Let me start in my usual way, by describing the stimuli for this article and prepare you for the usual questions I am posing at the end of it.
Yesterday I read with interest findings from a BBC research into women in senior managerial positions and prepared to write about it today. But then, listening to the news this morning on Radio 4, I was distracted by three further equality related news items presented back-to-back. In fact, each would normally be worth their own article, but today have included them in one. I wonder, when was the last time four substantive issues were offered as stimuli to us writers on the same day?
The first issue relates to research being conducted by ex-Labour minister Alan Milburn, who is looking into issues of social mobility, although it could probably be better described as social immobility. He suggest the 1950s and 60s were the golden years and is calling for a “bigger drive” to open careers to young people from poorer backgrounds, stating that many of the professions are narrowing the universities from which they accept entrants to graduate training schemes. He cites journalism, medicine and the law as three particular culprit professions.

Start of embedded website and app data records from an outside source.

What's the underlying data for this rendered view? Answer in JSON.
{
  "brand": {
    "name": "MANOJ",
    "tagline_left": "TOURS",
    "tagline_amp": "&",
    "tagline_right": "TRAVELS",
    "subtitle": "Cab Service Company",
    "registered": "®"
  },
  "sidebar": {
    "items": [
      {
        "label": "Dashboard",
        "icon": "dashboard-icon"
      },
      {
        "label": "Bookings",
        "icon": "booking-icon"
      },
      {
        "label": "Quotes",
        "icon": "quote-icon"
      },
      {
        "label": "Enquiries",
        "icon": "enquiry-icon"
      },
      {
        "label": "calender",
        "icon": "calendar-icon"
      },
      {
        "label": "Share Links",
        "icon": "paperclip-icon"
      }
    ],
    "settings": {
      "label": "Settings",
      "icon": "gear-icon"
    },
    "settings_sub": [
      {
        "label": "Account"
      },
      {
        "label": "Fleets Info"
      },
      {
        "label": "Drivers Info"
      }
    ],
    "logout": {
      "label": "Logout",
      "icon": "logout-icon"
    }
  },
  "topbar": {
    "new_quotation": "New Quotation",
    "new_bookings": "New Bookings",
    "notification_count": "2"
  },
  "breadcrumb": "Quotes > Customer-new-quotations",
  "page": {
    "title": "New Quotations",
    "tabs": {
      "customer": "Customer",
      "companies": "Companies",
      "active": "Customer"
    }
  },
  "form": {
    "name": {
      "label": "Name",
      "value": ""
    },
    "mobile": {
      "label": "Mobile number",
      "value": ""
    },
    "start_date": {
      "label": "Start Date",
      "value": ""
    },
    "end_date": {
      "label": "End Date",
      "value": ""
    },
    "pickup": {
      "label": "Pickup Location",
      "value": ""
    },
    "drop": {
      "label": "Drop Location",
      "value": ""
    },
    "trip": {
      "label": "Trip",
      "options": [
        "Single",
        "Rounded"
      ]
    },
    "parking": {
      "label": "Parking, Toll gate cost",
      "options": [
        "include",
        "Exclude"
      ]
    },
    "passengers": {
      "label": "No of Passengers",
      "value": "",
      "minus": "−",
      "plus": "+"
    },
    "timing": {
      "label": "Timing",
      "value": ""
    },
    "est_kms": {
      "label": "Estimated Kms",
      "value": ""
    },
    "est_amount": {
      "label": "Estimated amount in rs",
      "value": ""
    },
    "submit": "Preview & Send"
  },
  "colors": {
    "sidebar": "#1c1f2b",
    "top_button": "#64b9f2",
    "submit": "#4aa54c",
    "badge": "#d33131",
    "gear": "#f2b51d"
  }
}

A second piece of news was taken from a moving interview with Lord Browne, former chief executive of BP. He explained that being gay and working in business in the 1960s was, for him, “a little grain of personal terror”. He acknowledges that although things have improved since his time, he know that many gay people still choose their employment based on their ability to come out. I have recently written on the impossibility for openly gay footballers. I really recommend you have a listen to this four minute radio interview.
The final topic explained how the government is contemplating brining in compulsory body image and self-esteem lessons in all schools. They have indentified that girls as young as five now worry about how they look, while cosmetic surgery rates have increased by nearly 20% since 2008. Apparently, over half the population of the UK are unhappy about their looks. One recommendation from the All Party Parliamentary Group on body image was a review into whether the Equality Act 2010 should be amended to include appearance-related discrimination. This being very topical; indeed I wrote an article on it at the beginning of May suggesting the same amendment.
So this takes me back to what I was originally going to write about, women in senior management. The UK is a poor performer, languishing lowly in the EU table, though achieving better statistics than the Mediterranean countries; it is being out-performed by our northern European colleagues. Indeed, in Norway where there was a quota system for women in the boardroom, a policy which has now been withdrawn, but nevertheless it made a substantial impact. They have over 40% women on board of top listed companies, compared with the UK’s 17%. The government has asked FTSE 100 companies to achieve a 25% figure by 2015 – I think they will really struggle to realise that target.
What gratifies me is that equality issues are still making the news on a regular basis. I do not believe that any one article, interview or news story changes people’s perceptions or deep rooted unconscious biases, but the drip-drip approach of positive message will, in time make an impact. Certainly, we have come a long way in anti-discriminatory practices since our first legislation in 1970, but there is no room for complacency – there is still a long way to go.
What about your workplace: are people free to come out without the terror Lord Brown described. Do overweight people come to work knowing they are likely to be teased or derided? Would someone from an inner city estate have little chance of promotion compared to someone who has been privately educated? Are women unrepresented in senior management?
Undoubtedly, the questions still need to be asked, and unfortunately far too often the answers are still the same. So we may be able to applaud ourselves for the work we have done, but know we still have a way to go.